Since CF is a progressive, deteriorating disease, each time a person with CF gets sick, scar tissue builds in the lungs and they may not recover to the same level of wellness as before. “Over the past two and a half years, my CF had started to decide what I can and cannot do, it was a real struggle between mind over matter, and my mind said I could do one thing and my body said another,” Melissa explains. “I would get sick, then get better but not for very long. I was trying to do so much – be the attentive mother and wife while working full-time – all of that slowly exhausted me and I wasn’t able to get back up to where I felt before because I had been sick too often to pull it back together. I’m a huge mind over matter person, I always believe that if my mind believes I’m well, then I’m well. But I was trying to believe I was well while feeling so unwell and it because so hard to picture myself running, breathing, and exercising when I wasn’t able to do those things.”

Melissa continues, “The disconnect for me was tough. I used to be able to get back. My body shifted and adjusted after having a baby and after an accumulation of many other factors, I couldn’t get better. The little things like doing laundry and making beds was exhausting. I was trying to stay up all day and that was exhausting – I had to have naps. When I slept, sometimes my lungs would fill with mucous and even sleeping was tough.”

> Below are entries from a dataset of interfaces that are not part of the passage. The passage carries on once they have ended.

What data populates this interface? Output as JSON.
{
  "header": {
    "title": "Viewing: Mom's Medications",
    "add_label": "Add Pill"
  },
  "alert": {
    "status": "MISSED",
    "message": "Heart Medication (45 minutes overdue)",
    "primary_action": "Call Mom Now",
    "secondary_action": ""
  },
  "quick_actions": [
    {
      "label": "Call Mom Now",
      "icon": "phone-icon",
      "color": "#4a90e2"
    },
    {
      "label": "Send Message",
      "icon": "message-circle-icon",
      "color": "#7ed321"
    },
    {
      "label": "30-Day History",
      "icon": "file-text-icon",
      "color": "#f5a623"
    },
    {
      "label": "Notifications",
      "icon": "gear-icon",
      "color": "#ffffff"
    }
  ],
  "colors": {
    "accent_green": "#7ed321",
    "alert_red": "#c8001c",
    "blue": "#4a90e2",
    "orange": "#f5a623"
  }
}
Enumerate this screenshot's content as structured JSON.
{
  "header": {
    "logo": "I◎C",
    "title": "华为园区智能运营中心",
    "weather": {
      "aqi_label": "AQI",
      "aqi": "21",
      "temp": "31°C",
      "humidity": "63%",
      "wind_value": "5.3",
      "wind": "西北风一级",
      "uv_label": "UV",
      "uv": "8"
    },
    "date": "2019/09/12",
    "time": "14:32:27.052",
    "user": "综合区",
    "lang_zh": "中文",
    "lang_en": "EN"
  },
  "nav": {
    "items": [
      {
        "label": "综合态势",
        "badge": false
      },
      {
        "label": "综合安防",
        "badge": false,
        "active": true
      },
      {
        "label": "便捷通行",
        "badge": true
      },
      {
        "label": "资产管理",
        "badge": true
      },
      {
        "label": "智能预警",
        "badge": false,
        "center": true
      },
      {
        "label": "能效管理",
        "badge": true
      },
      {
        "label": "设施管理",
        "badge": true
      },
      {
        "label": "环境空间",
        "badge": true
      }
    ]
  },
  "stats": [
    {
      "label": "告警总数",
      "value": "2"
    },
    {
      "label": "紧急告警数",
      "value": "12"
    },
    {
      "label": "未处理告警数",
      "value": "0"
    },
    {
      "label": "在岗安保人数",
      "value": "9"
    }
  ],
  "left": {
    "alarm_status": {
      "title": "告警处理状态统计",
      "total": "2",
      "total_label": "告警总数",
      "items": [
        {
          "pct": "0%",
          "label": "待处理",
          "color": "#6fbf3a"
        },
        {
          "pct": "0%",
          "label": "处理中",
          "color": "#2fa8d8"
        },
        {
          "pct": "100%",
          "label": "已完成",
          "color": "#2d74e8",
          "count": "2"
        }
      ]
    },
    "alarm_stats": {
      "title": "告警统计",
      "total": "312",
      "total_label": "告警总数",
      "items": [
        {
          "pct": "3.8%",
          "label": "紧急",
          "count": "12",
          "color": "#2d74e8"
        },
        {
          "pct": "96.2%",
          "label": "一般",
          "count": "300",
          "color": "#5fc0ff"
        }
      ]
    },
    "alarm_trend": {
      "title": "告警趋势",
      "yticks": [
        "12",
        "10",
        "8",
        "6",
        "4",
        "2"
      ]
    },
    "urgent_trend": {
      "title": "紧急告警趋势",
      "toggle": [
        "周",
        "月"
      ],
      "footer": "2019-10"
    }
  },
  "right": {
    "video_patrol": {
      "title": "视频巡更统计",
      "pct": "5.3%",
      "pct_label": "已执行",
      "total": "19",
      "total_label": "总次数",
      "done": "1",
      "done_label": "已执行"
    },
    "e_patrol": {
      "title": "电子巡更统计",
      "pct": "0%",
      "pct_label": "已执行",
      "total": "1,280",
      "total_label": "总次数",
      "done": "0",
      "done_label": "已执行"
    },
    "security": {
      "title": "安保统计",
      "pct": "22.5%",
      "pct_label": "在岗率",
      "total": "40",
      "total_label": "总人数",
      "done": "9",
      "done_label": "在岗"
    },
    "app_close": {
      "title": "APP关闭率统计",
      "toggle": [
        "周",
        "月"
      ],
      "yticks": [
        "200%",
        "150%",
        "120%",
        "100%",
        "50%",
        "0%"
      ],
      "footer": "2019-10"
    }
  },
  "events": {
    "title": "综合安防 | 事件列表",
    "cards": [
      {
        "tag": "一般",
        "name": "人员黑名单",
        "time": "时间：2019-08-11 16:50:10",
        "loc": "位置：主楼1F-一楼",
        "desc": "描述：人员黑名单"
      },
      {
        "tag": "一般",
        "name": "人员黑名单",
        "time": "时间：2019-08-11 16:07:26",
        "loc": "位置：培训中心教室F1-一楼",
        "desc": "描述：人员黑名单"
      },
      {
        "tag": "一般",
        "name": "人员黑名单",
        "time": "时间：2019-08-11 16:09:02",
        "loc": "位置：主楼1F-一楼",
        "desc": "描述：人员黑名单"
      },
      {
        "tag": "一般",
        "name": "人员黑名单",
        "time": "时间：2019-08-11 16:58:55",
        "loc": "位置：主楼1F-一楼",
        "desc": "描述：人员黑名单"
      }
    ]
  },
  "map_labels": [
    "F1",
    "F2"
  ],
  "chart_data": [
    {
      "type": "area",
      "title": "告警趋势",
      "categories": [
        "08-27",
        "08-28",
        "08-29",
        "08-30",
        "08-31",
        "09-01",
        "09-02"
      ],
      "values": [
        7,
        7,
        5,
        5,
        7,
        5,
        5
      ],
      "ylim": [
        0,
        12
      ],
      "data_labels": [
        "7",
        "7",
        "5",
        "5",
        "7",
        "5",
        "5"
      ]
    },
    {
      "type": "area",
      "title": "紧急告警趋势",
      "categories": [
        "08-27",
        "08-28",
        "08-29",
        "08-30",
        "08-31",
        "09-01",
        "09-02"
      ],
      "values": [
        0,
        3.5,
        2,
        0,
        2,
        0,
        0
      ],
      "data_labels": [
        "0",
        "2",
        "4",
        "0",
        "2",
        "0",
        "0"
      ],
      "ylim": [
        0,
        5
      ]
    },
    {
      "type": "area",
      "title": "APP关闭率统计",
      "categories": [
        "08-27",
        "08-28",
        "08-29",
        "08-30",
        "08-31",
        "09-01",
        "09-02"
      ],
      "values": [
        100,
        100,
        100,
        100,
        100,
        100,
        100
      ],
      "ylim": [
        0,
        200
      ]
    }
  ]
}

Melissa wasn’t sick enough to be put on the transplant list, but was not well enough to be living to her full potential. Her oxygen lower than it should be, her heart was working overtime, and she was congested, tired and struggling. “You’re either really, really sick and transplant bound, or you’re in the limbo stage, and almost too-healthy for some treatment with your numbers in a pretty acceptable place, but doesn’t reflect how you really feel. Trikafta had been approved at this point, and Tracy said where my health was at, I was one of the people at the top of the list in the clinic eligible to start the medication.”

Melissa started taking Trikafta in November 2021 and describes her experience as amazing. “It’s been life-changing, life-giving, and it’s been a total gift. It’s really propelled my health in a totally different direction. In truth, I’ve always lived a life as a healthy person, and I think that’s really served me, and I had in my head that I’m a healthy person, that there’s nothing I can’t do because of my disease, there’s nothing that can get in my way of my living. Trikafta brought me back to that alignment of mind and body. I don’t have to worry about this disease anymore because it’s managed. In terms of other medication or treatments, Trikafta was the treatment to get me to the place I am now. Trikafta really allows me to live again, and feel like a normal person.”

Trikafta is a daily medication that she takes twice a day, 12 hours apart and she, and other CF patients on Trikafta, will continue to take it daily until an even better treatment is discovered or a cure is found.

Melissa feels renewed. She says she can laugh, sing, and exercise without coughing or if there is a cough, it’s minor. She says, “My sense of smell has come back and now it’s like a super power sense of smell, and I’ve been able to grow personally and professionally too. I haven’t been working for three years, and in the last month or so, I’ve been developing a holistic health and wellness coaching business because I finally have energy to work on it and talk to people.” As Melissa looks into the future she comments, “In my youth I was in the choir at Church and school and I did theatre in high school, now I have a singing lesson once a week. I’m going to get back into singing, dancing, and theatre when the pandemic wanes – they’re activities I miss and love.”

Melissa says, “My son is in grade five now and more independent so I’m able to focus on my health a bit more which is another blessing. But the contrast between how exhausted I was before taking Trikafta versus how I feel now has been a significant gift.”